Tonight, at 10:31 p.m. PDT (1:31 a.m. EDT Aug. 6) the Curiosity rover is scheduled to land on Mars. It's mission: to find signs of life. The difficulty: landing. For a primer on what's at stake, watch this short video on EDL, or the 7 minutes terror, the nail-biting time it takes for the rover to get from the top of the atmosphere to the martian surface all on its own. As everyone waits with anticipation, we'll be blogging live from the Planetary Society's Planetfest in Pasadena, California. Check back for updates.
11:29pm- The JPL press conference is now wrapping up. "Most sophisticated rover that was ever built, is now on the surface of a planet." The odds of success was 40%. The sentiment is that America is still a major leader in the space game. I'll leave you with this image of an image: fists in air on earth, looking at the rover on the red planet.
10:59pm- "We still have a job!" Strober, at the Exelis Monrovia Facility at JPL, reports hearing. Much discussion tonight of funding cuts, particularly in science.
10:48pm- Things are winding down. The nearly 2,000 people in our room here at Planetfest are starting to clear out. Hopefully in the coming years, Curiosity will continue to give us information about life on Mars.
10:39pm- Stunning images coming in. The shadow of the rover on the surface of Mars. At the Exelis Monrovia Facility at JPL, Rena Strober reports they're passing out sparkling cider, chanting "USA!" and "We did it!" Here at Planetfest a kid, lingering in the back of the large conference hall, covers his ears from the noise. He's up past his bedtime with pillow in hand.
10:35pm- Touchdown! First images sent back from Mars. The room is on their feet. Everyone is chanting "JPL! JPL! Planet Earth! Planet Earth!"
10:31pm- Anticipated time of arrival. Parachute fired, applause across the board. They are doing power descent now. 40 meters!
10:26pm- All going well. Applause. On target. There is a connection but no data yet. Image of security brief at JPL.
10:21pm- A source, Rena Strober, at the Exelis Monrovia Facility at JPL reports that everyone just ate peanuts. "It's a crazy tradition," she writes. They are watching live feed from Curiosity.
10:17pm- Mars is currently pulling the Curiosity rover in. We now wait for signal of success. So far, everything is going well. If lucky, we'll get some pictures from the rover after landing. The room here is quiet and tense.

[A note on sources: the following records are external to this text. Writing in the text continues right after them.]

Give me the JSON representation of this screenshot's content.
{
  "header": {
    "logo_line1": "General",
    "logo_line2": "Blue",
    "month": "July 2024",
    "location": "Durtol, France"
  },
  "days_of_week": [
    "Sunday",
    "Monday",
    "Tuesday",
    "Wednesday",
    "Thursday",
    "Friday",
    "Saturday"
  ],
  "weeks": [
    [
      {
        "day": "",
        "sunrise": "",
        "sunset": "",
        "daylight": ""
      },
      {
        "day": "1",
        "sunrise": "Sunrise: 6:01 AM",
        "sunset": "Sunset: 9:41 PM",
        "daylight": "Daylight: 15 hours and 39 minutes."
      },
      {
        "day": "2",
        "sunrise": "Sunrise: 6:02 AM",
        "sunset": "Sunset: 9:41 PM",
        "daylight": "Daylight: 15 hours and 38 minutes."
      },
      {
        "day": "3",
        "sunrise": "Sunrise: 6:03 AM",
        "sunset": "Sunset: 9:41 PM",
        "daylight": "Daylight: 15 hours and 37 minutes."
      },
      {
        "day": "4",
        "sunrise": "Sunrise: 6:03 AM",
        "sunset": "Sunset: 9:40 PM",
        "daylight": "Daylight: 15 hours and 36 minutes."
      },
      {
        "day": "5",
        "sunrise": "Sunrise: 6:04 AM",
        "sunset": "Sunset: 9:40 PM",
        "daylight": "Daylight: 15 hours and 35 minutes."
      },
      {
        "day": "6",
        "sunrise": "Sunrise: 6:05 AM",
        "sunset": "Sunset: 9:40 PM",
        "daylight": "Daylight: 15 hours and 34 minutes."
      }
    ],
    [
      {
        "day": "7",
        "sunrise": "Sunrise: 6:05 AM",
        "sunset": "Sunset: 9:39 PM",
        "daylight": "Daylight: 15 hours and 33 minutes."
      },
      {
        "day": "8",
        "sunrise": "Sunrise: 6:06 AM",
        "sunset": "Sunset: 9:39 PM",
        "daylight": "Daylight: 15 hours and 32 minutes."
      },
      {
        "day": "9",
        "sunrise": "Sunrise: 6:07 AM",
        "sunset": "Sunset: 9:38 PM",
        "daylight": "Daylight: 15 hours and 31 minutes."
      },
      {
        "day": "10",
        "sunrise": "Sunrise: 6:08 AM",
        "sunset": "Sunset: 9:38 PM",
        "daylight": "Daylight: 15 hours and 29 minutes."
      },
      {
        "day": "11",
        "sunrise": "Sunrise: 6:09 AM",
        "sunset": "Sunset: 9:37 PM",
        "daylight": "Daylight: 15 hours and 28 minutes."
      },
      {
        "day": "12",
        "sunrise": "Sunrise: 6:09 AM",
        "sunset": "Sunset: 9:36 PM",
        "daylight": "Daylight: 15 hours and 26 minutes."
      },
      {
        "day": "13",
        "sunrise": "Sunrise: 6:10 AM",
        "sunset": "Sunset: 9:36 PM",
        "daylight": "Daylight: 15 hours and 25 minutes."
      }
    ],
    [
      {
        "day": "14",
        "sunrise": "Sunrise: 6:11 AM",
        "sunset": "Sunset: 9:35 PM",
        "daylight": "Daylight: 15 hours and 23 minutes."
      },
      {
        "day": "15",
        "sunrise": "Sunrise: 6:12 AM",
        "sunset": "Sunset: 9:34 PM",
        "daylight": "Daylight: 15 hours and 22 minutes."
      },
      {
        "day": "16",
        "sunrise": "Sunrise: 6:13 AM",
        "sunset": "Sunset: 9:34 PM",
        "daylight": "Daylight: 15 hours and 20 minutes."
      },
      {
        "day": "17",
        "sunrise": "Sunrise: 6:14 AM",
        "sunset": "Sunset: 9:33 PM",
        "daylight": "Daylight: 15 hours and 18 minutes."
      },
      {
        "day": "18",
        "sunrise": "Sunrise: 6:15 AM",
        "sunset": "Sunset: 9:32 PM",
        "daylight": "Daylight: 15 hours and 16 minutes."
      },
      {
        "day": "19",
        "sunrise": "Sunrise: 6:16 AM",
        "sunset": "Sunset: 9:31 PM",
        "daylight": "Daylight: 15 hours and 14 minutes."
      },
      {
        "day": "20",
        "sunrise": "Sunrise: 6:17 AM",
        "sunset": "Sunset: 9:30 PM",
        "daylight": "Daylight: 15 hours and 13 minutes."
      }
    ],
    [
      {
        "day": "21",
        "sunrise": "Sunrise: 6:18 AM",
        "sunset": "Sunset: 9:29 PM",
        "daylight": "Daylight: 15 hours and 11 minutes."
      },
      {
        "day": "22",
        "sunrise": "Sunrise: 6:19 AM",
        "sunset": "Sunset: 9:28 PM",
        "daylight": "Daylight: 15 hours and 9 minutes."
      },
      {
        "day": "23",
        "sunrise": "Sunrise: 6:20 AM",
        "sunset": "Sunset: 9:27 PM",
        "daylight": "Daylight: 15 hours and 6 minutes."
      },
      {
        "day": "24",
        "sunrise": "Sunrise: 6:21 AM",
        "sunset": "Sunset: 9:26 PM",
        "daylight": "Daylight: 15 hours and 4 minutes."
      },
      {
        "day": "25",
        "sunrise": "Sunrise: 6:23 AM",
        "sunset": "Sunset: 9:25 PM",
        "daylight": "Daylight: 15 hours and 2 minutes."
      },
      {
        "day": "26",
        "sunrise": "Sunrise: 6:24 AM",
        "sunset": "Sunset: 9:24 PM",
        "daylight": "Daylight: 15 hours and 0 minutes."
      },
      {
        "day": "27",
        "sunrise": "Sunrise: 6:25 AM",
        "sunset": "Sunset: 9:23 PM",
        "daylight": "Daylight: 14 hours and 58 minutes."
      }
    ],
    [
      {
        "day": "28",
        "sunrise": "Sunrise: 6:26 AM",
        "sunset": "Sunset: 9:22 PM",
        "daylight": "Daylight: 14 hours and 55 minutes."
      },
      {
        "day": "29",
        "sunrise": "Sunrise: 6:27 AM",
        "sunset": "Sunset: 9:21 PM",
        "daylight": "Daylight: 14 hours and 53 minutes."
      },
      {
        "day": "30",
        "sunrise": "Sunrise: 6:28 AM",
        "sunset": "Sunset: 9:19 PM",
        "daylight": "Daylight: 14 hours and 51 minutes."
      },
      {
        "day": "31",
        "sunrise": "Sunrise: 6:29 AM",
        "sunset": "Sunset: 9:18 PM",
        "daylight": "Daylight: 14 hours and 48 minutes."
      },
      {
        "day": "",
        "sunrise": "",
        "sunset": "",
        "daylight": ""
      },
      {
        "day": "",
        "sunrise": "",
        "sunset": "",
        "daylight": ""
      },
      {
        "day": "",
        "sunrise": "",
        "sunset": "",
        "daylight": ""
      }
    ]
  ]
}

10:13pm- If all has gone well, the rover has already detached from its parachute on Mars. We wait to hear the "tone" of success from the rover. Watching NASA live. They are picking up "heartbeat" tones. "Things are looking good," reports from JPL.
10:04pm- Hundreds of people here gathered at Planetfest. We skyped live with Times Square in New York and Toronto. Bill Nye the Science Guy gave a shout-out for this epic human moment.